Posted on Friday, July 8th, 2016 by Peter Sciretta
One new televisions series I’m excited about is HBO’s Vice Principals. The dark comedy series, which begins airing on July 17th 2016, is from Pineapple Express director David Gordon Green and Eastbound & Down creator Jody Hill stars Danny McBride and Walton Goggins (The Hateful Eight) as two vice principals “who are an in epic power struggle, vying for the top spot: to be school principal.” Today we learn that the series will not be on the air for very long, only a couple of seasons. Learn why, after the jump.
At the premiere of Vice Principals, Danny McBride revealed that the series will only last a dozen and a half episodes:
“The whole series is only 18 episodes and that’s it. We just wanted to make a really long movie. It’s one school year and a complete story. This was an old screenplay that Jody [Hill] and I wrote back in 2006. But we needed it to be longer so we added and reworked it and broke it up into 18 segments.”
When I first saw the trailer for the show, I thought to myself, “oh this is cool, it’s almost like one of those fun 1980’s comedies stretched out into a television series.” At the time I didn’t know that the series was based on a screenplay written by Jody Hill and Danny McBride, so it makes sense that there will only be 18 Vice Principals episodes. It might also be the level of talent of everyone involved that gives me the confidence in the series.
When asked if they would want to possibly come back to shoot another season after the planned 18 episodes, Bride responded “No. We already shot the 18 episodes and that’s it.” I really respect this, as many shows overstay their welcome. And besides, a show like this seems to be about one thing. Either one of McBride or Goggins’ characters is going to win this contest and then what? Maybe the second season is about the tense relationship between the final outcome of Principal and Vice Principal? I can see that, but I definitely wouldn’t want to see that dragged on for years.
I’m a fan of the recent trend of limited series one season arcs like Fargo, Making A Murder and True Detective, and especially the idea that a show runner can plan a show like a movie with a complete arc.

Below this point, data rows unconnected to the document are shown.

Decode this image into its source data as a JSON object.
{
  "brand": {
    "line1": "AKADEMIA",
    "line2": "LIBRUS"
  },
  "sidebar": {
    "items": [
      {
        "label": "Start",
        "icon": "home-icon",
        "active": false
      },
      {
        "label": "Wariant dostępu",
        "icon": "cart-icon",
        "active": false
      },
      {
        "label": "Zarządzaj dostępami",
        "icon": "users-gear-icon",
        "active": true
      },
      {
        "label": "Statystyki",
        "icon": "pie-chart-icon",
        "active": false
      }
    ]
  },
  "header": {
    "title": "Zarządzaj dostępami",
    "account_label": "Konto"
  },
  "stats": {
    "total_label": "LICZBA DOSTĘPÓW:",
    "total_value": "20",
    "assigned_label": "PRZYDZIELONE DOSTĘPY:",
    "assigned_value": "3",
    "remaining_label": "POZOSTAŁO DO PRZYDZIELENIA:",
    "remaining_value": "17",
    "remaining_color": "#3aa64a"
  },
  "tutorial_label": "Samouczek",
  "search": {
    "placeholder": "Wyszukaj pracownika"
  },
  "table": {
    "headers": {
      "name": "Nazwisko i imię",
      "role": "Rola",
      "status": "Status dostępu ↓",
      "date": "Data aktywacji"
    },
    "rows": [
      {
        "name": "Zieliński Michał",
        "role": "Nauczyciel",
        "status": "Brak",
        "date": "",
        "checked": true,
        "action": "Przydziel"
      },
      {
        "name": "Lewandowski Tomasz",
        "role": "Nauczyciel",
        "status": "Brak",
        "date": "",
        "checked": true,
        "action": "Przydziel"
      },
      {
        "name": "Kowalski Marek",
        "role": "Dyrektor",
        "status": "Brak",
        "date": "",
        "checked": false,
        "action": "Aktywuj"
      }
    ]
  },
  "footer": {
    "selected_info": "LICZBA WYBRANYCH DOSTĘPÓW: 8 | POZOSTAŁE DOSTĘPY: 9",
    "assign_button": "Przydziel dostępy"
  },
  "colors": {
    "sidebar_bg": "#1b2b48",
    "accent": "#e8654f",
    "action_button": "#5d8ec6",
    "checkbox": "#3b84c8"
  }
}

I’ll leave you with the last trailer HBO released for Vice Principals:Cool Posts From Around the Web: